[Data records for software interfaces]

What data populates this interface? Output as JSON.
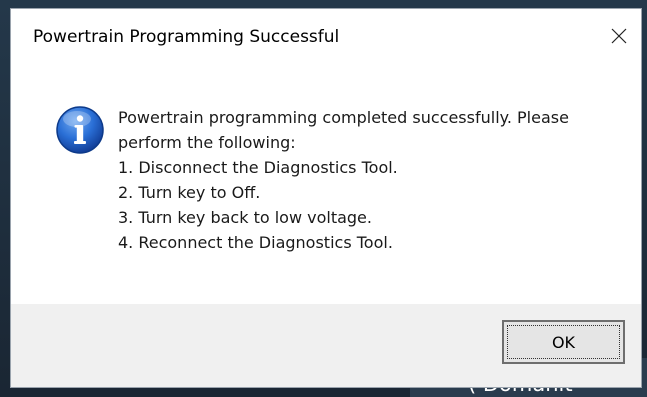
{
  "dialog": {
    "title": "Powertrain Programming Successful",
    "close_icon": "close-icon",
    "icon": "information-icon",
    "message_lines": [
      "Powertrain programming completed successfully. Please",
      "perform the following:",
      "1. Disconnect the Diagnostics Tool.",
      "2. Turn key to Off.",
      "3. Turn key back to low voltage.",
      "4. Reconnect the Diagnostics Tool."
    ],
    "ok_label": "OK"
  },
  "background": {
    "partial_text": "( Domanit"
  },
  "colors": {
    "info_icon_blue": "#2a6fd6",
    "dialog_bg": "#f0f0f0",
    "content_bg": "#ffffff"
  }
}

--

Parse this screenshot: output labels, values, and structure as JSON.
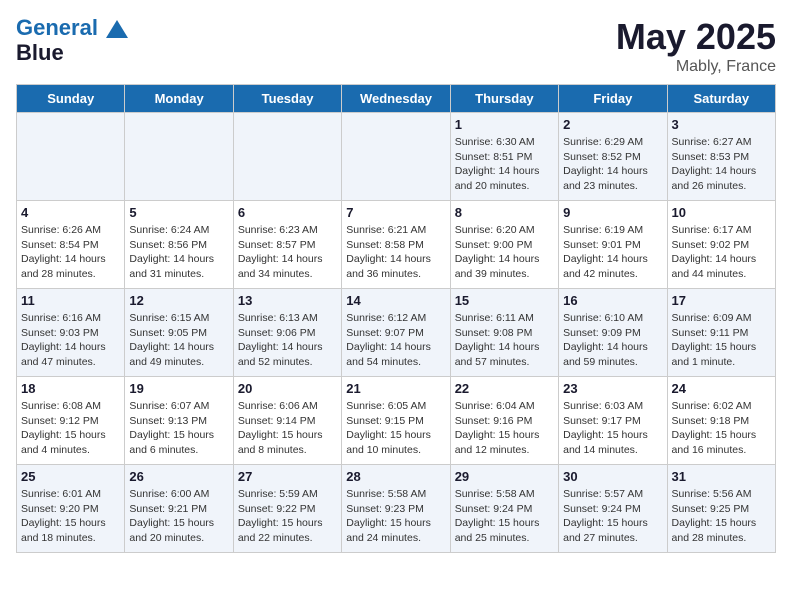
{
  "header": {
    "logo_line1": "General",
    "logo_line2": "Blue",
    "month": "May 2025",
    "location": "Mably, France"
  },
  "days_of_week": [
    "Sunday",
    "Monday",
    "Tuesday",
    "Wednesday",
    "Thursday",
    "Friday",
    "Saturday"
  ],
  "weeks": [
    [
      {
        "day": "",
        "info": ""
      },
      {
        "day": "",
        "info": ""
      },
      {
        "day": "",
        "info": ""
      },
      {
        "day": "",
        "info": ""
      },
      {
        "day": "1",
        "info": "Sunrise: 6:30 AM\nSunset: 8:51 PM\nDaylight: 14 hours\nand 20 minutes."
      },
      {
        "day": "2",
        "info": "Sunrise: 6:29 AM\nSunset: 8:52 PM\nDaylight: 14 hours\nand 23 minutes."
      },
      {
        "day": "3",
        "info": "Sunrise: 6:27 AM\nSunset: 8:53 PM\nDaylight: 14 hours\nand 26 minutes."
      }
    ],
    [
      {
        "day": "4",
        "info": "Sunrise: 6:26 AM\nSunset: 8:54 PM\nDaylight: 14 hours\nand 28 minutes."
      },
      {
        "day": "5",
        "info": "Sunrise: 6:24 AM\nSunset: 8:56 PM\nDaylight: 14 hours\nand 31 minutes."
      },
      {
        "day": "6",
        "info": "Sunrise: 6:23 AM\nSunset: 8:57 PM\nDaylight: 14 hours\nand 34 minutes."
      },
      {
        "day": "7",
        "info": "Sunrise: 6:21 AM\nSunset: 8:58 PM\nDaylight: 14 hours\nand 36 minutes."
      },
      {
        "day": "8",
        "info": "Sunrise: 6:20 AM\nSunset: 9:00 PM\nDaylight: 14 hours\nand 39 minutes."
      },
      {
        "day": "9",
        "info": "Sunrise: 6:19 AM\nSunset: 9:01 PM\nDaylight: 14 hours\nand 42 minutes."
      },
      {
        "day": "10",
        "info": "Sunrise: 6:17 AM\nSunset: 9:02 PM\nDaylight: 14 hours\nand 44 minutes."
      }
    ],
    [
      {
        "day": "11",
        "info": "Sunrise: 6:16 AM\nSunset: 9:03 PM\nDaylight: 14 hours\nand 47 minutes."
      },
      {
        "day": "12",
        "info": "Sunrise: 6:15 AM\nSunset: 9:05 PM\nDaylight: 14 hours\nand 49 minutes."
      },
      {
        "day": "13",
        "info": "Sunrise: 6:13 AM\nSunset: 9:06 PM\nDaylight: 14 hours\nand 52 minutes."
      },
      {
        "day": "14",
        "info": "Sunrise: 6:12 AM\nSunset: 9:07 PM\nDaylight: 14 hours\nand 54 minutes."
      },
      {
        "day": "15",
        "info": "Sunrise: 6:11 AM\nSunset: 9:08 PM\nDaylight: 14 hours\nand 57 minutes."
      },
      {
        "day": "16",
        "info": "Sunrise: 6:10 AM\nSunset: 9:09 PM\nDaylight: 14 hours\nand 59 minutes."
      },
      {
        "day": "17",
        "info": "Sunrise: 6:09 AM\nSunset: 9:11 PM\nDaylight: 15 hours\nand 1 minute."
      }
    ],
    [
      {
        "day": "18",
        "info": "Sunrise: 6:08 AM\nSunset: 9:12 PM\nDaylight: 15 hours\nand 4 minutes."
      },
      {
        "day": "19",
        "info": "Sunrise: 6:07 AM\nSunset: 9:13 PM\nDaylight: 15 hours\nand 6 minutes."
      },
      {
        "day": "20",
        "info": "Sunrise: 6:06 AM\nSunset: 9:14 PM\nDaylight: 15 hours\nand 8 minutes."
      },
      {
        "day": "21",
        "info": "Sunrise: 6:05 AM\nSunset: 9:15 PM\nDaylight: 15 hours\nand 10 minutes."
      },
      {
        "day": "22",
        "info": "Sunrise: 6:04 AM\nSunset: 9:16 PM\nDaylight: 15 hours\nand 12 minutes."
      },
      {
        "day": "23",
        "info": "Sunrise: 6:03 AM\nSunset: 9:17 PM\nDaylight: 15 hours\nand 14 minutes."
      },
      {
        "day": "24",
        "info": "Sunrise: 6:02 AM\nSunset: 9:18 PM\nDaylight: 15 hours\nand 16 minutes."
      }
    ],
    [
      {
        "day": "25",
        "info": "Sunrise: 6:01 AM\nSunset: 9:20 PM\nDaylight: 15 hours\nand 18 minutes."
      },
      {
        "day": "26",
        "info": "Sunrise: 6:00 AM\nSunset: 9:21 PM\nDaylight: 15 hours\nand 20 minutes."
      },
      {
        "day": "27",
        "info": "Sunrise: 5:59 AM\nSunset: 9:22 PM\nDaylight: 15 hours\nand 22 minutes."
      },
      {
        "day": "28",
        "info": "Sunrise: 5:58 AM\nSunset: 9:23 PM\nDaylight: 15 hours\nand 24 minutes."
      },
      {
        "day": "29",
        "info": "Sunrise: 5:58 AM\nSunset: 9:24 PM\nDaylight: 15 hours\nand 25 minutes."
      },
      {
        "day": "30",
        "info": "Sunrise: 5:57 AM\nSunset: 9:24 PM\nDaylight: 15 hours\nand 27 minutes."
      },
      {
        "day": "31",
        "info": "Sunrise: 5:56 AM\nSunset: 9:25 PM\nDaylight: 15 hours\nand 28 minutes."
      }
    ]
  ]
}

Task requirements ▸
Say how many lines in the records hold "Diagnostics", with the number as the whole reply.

The completed task ▸
2